[Records to process]

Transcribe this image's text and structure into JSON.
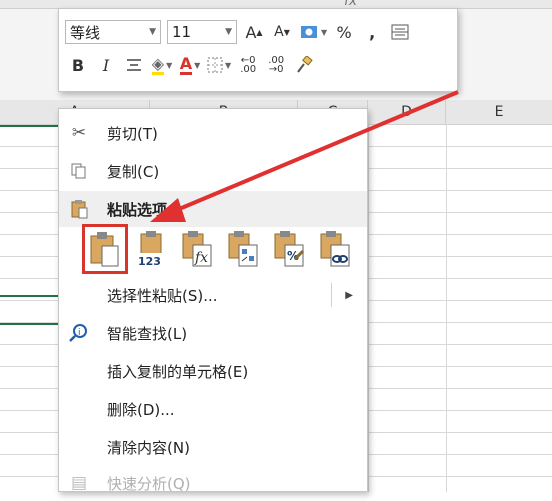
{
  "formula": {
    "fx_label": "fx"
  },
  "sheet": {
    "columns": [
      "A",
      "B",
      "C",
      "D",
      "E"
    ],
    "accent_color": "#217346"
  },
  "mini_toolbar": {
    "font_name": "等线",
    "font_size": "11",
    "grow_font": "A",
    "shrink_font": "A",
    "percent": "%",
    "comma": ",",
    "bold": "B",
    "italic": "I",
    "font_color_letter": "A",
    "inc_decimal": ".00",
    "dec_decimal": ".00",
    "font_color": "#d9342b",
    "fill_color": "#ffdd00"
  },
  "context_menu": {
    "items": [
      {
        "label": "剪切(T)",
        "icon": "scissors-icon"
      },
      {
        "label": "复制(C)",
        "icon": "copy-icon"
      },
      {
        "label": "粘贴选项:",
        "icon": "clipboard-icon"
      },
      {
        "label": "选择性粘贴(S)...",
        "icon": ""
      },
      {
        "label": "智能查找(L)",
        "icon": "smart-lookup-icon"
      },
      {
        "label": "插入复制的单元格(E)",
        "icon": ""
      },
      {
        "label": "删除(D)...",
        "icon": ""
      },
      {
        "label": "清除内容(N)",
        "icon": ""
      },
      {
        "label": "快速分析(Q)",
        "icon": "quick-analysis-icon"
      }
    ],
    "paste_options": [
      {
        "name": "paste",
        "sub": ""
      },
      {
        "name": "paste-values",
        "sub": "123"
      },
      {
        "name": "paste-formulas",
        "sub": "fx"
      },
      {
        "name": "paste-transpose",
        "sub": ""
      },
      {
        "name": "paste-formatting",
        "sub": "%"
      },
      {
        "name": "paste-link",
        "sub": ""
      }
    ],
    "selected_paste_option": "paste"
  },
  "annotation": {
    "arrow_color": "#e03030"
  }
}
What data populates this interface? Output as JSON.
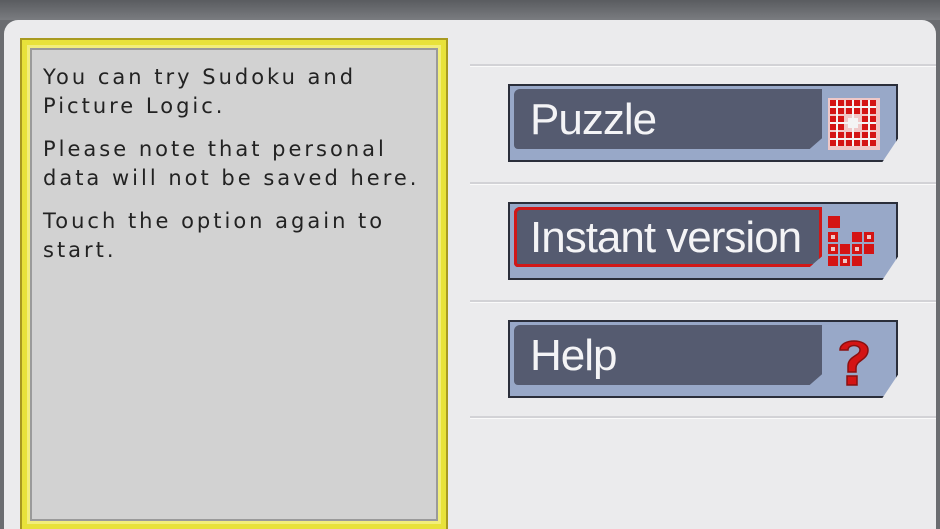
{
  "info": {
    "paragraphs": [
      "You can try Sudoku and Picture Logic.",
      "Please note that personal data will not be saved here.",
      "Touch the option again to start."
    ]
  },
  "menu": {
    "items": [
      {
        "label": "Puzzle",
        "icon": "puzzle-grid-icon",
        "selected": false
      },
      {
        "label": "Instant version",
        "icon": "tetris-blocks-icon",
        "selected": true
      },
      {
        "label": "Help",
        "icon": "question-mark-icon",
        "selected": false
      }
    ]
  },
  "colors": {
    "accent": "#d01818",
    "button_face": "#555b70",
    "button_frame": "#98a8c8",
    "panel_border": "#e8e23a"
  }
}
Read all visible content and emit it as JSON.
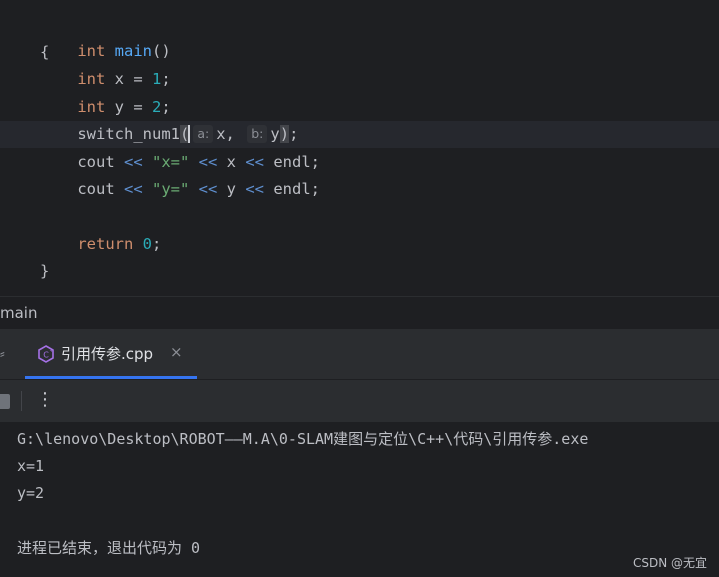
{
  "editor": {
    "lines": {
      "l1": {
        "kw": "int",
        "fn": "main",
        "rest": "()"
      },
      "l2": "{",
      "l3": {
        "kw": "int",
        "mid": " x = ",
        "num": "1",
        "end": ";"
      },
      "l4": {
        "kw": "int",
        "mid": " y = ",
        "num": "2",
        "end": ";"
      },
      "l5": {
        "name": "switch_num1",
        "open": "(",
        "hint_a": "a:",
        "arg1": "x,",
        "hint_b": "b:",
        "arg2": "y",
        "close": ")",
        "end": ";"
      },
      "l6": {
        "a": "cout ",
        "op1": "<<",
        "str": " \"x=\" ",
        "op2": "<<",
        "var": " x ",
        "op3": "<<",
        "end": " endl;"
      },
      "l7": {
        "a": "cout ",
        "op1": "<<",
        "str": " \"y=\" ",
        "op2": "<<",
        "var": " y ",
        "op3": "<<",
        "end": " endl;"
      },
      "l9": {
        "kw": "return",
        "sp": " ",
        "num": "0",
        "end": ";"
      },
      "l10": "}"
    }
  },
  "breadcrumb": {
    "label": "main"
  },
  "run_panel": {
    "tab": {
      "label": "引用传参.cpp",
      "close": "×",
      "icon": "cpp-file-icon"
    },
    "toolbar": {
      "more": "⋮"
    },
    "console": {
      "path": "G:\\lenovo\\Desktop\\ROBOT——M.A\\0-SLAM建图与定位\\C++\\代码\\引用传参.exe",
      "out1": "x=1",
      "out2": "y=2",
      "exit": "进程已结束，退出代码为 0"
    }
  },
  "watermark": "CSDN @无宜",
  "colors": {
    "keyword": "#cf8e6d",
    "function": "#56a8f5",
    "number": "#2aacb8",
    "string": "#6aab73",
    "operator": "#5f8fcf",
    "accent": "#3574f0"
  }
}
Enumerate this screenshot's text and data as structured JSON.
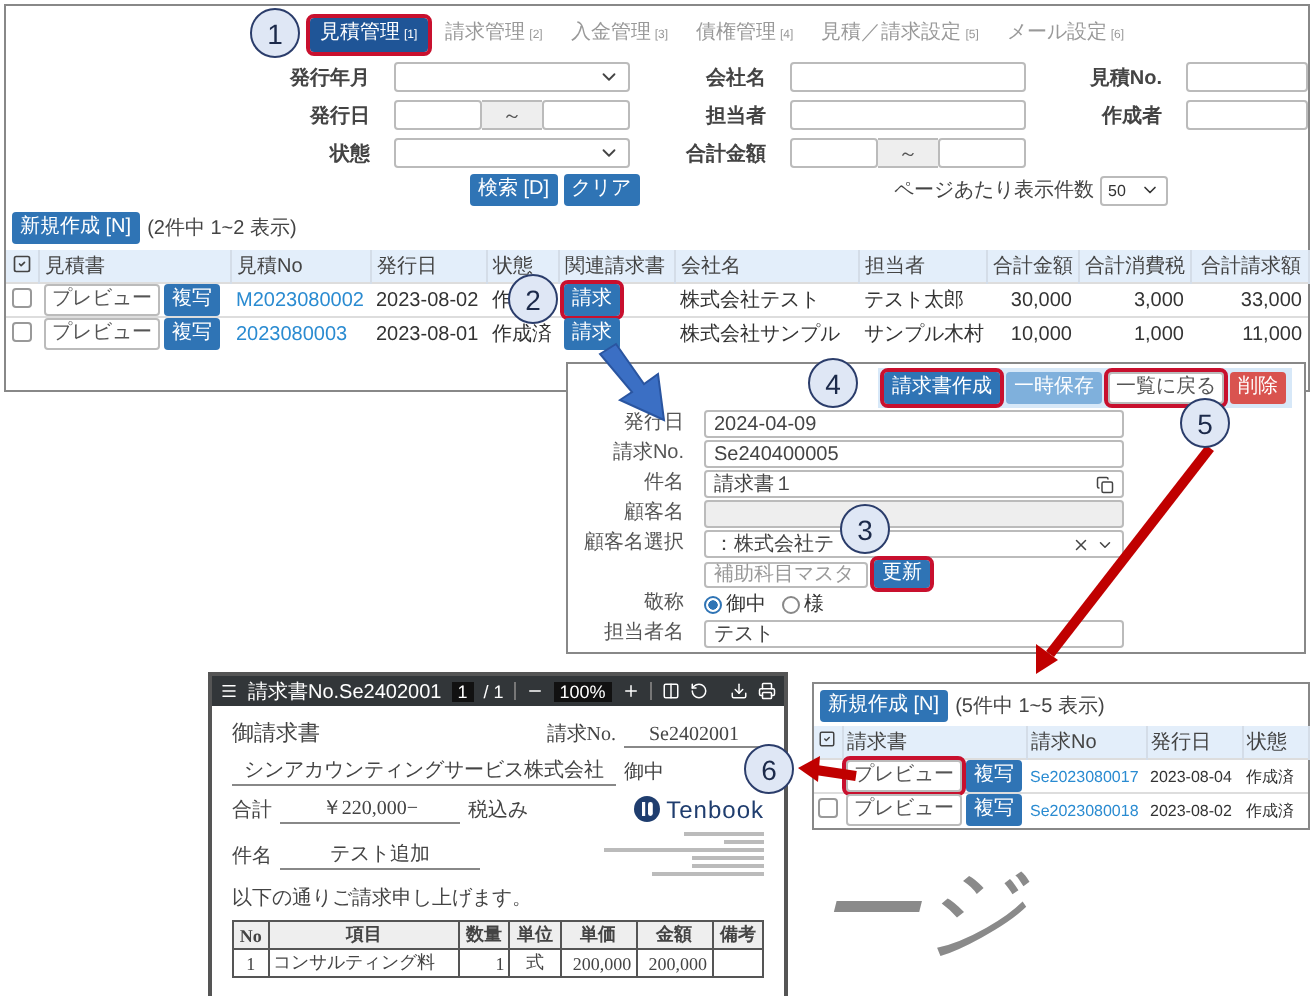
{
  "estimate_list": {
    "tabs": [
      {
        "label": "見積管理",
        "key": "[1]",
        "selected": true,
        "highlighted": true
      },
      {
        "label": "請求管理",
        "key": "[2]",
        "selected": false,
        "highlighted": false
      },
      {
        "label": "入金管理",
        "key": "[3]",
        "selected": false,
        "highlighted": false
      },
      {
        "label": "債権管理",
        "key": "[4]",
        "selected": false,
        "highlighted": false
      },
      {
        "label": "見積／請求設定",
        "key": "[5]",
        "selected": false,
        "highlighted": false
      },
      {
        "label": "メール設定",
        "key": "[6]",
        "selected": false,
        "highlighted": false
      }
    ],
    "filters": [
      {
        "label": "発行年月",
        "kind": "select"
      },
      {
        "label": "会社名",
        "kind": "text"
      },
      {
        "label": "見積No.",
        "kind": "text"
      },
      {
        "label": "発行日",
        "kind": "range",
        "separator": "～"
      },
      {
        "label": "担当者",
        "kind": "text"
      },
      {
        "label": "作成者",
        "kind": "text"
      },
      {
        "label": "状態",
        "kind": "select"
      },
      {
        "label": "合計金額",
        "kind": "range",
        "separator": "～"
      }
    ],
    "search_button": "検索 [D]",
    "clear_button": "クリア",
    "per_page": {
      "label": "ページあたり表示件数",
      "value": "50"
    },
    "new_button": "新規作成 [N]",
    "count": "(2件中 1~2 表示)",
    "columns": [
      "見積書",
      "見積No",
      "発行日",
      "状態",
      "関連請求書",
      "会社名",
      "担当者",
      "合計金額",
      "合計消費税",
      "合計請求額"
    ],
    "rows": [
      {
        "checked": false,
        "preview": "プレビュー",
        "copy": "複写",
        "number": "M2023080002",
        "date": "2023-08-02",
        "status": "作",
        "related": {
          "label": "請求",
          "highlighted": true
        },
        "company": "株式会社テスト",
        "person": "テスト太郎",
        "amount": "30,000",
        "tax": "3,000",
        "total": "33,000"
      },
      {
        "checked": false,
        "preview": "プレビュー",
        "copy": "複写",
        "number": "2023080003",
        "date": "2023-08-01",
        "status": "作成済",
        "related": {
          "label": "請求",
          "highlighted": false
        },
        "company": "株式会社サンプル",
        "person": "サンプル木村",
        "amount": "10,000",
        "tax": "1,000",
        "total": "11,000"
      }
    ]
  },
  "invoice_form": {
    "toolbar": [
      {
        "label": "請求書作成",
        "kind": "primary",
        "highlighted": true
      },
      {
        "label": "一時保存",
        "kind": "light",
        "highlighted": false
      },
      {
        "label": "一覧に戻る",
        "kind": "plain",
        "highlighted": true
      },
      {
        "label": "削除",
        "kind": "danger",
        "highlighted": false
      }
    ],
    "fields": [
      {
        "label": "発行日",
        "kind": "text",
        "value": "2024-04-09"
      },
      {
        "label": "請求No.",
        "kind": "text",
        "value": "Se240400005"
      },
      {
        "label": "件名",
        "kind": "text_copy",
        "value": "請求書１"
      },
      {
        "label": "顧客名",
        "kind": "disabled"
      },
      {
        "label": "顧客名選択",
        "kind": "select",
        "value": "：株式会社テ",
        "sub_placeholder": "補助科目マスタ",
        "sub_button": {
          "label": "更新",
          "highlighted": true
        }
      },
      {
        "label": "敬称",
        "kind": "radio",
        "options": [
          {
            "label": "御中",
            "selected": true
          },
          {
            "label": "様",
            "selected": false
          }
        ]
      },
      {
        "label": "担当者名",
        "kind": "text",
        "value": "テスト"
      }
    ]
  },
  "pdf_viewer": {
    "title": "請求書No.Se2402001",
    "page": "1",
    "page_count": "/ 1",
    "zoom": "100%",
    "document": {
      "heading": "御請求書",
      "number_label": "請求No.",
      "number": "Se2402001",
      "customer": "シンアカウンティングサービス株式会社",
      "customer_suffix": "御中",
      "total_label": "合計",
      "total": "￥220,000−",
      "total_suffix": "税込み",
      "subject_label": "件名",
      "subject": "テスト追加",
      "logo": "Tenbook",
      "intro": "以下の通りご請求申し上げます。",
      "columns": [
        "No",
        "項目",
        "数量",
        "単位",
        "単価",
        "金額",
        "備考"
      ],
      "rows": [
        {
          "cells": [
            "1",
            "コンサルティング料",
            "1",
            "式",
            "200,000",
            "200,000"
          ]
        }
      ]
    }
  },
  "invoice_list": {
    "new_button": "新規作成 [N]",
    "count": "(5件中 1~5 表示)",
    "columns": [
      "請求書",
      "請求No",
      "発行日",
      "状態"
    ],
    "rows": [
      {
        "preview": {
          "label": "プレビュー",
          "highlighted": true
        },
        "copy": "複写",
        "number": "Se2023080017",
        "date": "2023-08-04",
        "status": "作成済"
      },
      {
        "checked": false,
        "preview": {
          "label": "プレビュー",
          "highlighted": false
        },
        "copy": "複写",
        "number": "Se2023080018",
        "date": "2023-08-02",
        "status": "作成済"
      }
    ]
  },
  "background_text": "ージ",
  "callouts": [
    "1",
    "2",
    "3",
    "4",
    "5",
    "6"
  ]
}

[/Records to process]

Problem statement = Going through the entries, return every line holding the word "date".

Output below =
        "date": "2023-08-02",
        "date": "2023-08-01",
        "date": "2023-08-04",
        "date": "2023-08-02",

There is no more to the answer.